_The task:_ The whole listing, apart from its images, should be restated word for word.

_Data for review:_

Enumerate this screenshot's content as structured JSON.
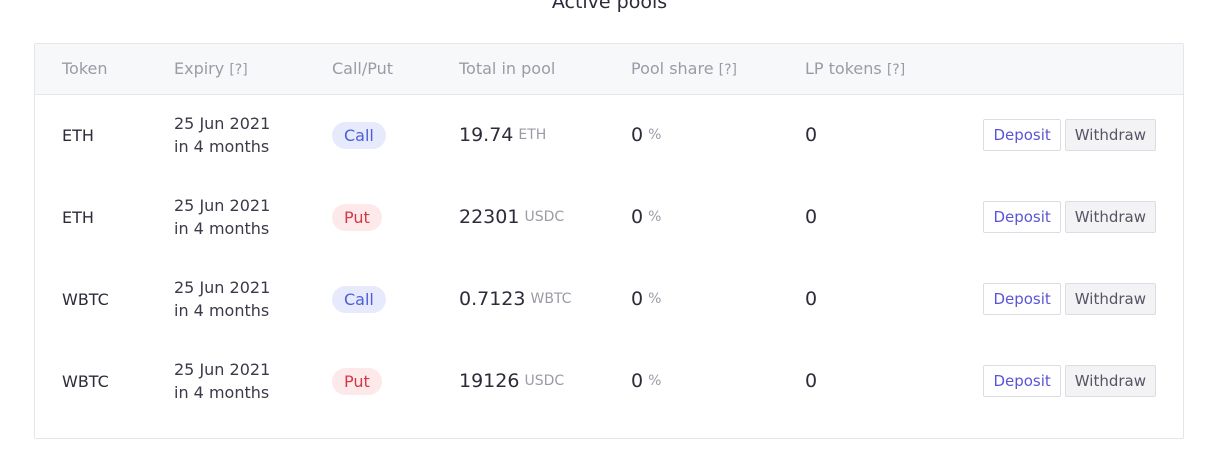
{
  "page_title": "Active pools",
  "table": {
    "headers": {
      "token": "Token",
      "expiry": "Expiry",
      "expiry_help": "[?]",
      "call_put": "Call/Put",
      "total_in_pool": "Total in pool",
      "pool_share": "Pool share",
      "pool_share_help": "[?]",
      "lp_tokens": "LP tokens",
      "lp_tokens_help": "[?]"
    },
    "rows": [
      {
        "token": "ETH",
        "expiry_date": "25 Jun 2021",
        "expiry_relative": "in 4 months",
        "type": "Call",
        "total_amount": "19.74",
        "total_unit": "ETH",
        "pool_share": "0",
        "pool_share_unit": "%",
        "lp_tokens": "0",
        "deposit_label": "Deposit",
        "withdraw_label": "Withdraw"
      },
      {
        "token": "ETH",
        "expiry_date": "25 Jun 2021",
        "expiry_relative": "in 4 months",
        "type": "Put",
        "total_amount": "22301",
        "total_unit": "USDC",
        "pool_share": "0",
        "pool_share_unit": "%",
        "lp_tokens": "0",
        "deposit_label": "Deposit",
        "withdraw_label": "Withdraw"
      },
      {
        "token": "WBTC",
        "expiry_date": "25 Jun 2021",
        "expiry_relative": "in 4 months",
        "type": "Call",
        "total_amount": "0.7123",
        "total_unit": "WBTC",
        "pool_share": "0",
        "pool_share_unit": "%",
        "lp_tokens": "0",
        "deposit_label": "Deposit",
        "withdraw_label": "Withdraw"
      },
      {
        "token": "WBTC",
        "expiry_date": "25 Jun 2021",
        "expiry_relative": "in 4 months",
        "type": "Put",
        "total_amount": "19126",
        "total_unit": "USDC",
        "pool_share": "0",
        "pool_share_unit": "%",
        "lp_tokens": "0",
        "deposit_label": "Deposit",
        "withdraw_label": "Withdraw"
      }
    ]
  },
  "colors": {
    "call_bg": "#e6eafc",
    "call_text": "#4c5fd6",
    "put_bg": "#fde8ea",
    "put_text": "#d23a49",
    "deposit_text": "#5a55d6"
  }
}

_Finished exercise:_
Enumerate this screenshot's content as structured JSON.
{
  "page_title": "Active pools",
  "table": {
    "headers": {
      "token": "Token",
      "expiry": "Expiry",
      "expiry_help": "[?]",
      "call_put": "Call/Put",
      "total_in_pool": "Total in pool",
      "pool_share": "Pool share",
      "pool_share_help": "[?]",
      "lp_tokens": "LP tokens",
      "lp_tokens_help": "[?]"
    },
    "rows": [
      {
        "token": "ETH",
        "expiry_date": "25 Jun 2021",
        "expiry_relative": "in 4 months",
        "type": "Call",
        "total_amount": "19.74",
        "total_unit": "ETH",
        "pool_share": "0",
        "pool_share_unit": "%",
        "lp_tokens": "0",
        "deposit_label": "Deposit",
        "withdraw_label": "Withdraw"
      },
      {
        "token": "ETH",
        "expiry_date": "25 Jun 2021",
        "expiry_relative": "in 4 months",
        "type": "Put",
        "total_amount": "22301",
        "total_unit": "USDC",
        "pool_share": "0",
        "pool_share_unit": "%",
        "lp_tokens": "0",
        "deposit_label": "Deposit",
        "withdraw_label": "Withdraw"
      },
      {
        "token": "WBTC",
        "expiry_date": "25 Jun 2021",
        "expiry_relative": "in 4 months",
        "type": "Call",
        "total_amount": "0.7123",
        "total_unit": "WBTC",
        "pool_share": "0",
        "pool_share_unit": "%",
        "lp_tokens": "0",
        "deposit_label": "Deposit",
        "withdraw_label": "Withdraw"
      },
      {
        "token": "WBTC",
        "expiry_date": "25 Jun 2021",
        "expiry_relative": "in 4 months",
        "type": "Put",
        "total_amount": "19126",
        "total_unit": "USDC",
        "pool_share": "0",
        "pool_share_unit": "%",
        "lp_tokens": "0",
        "deposit_label": "Deposit",
        "withdraw_label": "Withdraw"
      }
    ]
  },
  "colors": {
    "call_bg": "#e6eafc",
    "call_text": "#4c5fd6",
    "put_bg": "#fde8ea",
    "put_text": "#d23a49",
    "deposit_text": "#5a55d6"
  }
}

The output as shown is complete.